START SUPPLIED INFORMATION

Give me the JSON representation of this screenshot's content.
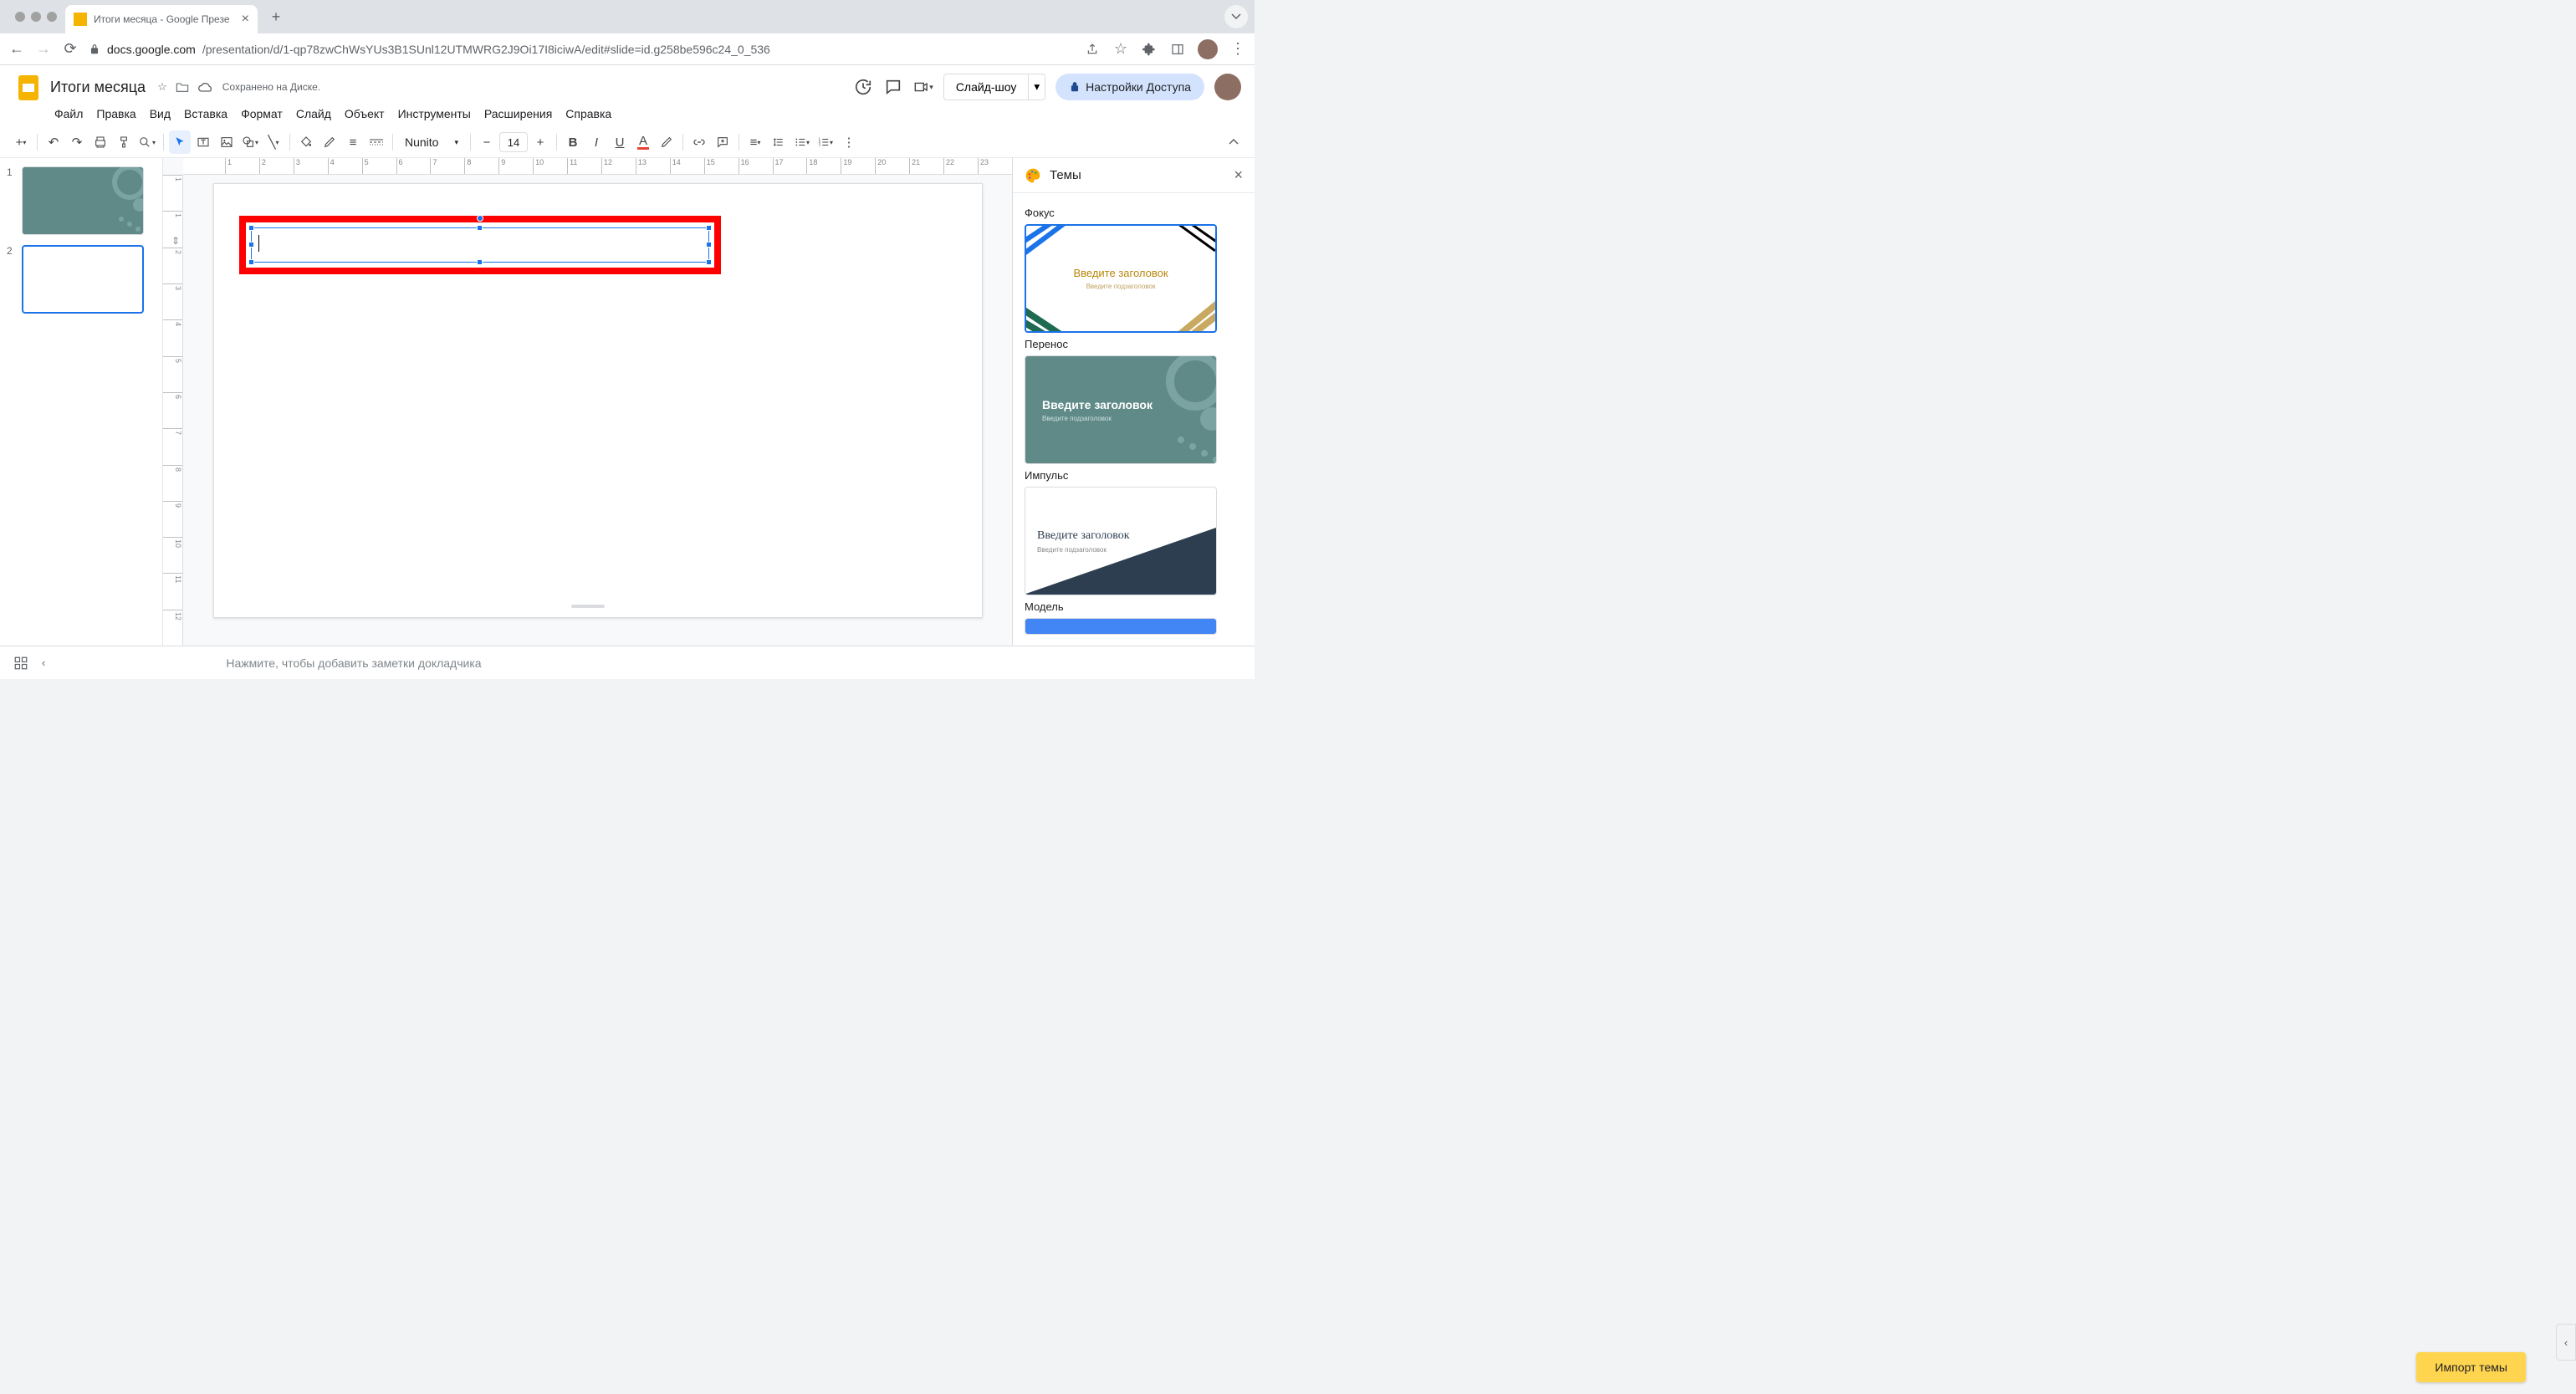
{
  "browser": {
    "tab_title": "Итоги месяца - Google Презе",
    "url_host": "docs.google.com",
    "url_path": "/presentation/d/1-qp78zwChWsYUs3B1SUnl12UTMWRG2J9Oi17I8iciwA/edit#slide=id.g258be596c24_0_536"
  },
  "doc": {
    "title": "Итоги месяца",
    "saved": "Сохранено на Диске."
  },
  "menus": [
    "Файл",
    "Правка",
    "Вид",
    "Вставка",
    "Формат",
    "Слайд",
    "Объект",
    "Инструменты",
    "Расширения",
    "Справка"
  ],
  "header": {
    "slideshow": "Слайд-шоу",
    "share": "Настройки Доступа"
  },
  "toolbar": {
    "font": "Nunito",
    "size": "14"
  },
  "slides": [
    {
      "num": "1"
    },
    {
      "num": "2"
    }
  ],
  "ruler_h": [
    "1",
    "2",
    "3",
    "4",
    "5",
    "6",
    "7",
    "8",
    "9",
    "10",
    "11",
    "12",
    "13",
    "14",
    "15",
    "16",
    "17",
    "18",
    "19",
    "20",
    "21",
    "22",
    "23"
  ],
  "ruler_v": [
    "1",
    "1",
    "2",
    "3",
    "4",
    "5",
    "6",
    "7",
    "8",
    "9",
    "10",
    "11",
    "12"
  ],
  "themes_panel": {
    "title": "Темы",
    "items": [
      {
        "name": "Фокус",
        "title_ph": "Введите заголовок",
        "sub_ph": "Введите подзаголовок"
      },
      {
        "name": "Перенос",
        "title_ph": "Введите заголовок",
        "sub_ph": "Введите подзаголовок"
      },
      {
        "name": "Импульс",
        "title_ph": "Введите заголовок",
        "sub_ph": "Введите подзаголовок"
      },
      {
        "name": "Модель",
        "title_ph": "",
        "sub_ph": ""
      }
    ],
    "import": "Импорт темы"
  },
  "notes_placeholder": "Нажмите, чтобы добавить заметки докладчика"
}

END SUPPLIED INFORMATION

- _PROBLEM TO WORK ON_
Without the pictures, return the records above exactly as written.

- _RESPONSE FOR THIS EXERCISE_
Give me the JSON representation of this screenshot's content.
{
  "browser": {
    "tab_title": "Итоги месяца - Google Презе",
    "url_host": "docs.google.com",
    "url_path": "/presentation/d/1-qp78zwChWsYUs3B1SUnl12UTMWRG2J9Oi17I8iciwA/edit#slide=id.g258be596c24_0_536"
  },
  "doc": {
    "title": "Итоги месяца",
    "saved": "Сохранено на Диске."
  },
  "menus": [
    "Файл",
    "Правка",
    "Вид",
    "Вставка",
    "Формат",
    "Слайд",
    "Объект",
    "Инструменты",
    "Расширения",
    "Справка"
  ],
  "header": {
    "slideshow": "Слайд-шоу",
    "share": "Настройки Доступа"
  },
  "toolbar": {
    "font": "Nunito",
    "size": "14"
  },
  "slides": [
    {
      "num": "1"
    },
    {
      "num": "2"
    }
  ],
  "ruler_h": [
    "1",
    "2",
    "3",
    "4",
    "5",
    "6",
    "7",
    "8",
    "9",
    "10",
    "11",
    "12",
    "13",
    "14",
    "15",
    "16",
    "17",
    "18",
    "19",
    "20",
    "21",
    "22",
    "23"
  ],
  "ruler_v": [
    "1",
    "1",
    "2",
    "3",
    "4",
    "5",
    "6",
    "7",
    "8",
    "9",
    "10",
    "11",
    "12"
  ],
  "themes_panel": {
    "title": "Темы",
    "items": [
      {
        "name": "Фокус",
        "title_ph": "Введите заголовок",
        "sub_ph": "Введите подзаголовок"
      },
      {
        "name": "Перенос",
        "title_ph": "Введите заголовок",
        "sub_ph": "Введите подзаголовок"
      },
      {
        "name": "Импульс",
        "title_ph": "Введите заголовок",
        "sub_ph": "Введите подзаголовок"
      },
      {
        "name": "Модель",
        "title_ph": "",
        "sub_ph": ""
      }
    ],
    "import": "Импорт темы"
  },
  "notes_placeholder": "Нажмите, чтобы добавить заметки докладчика"
}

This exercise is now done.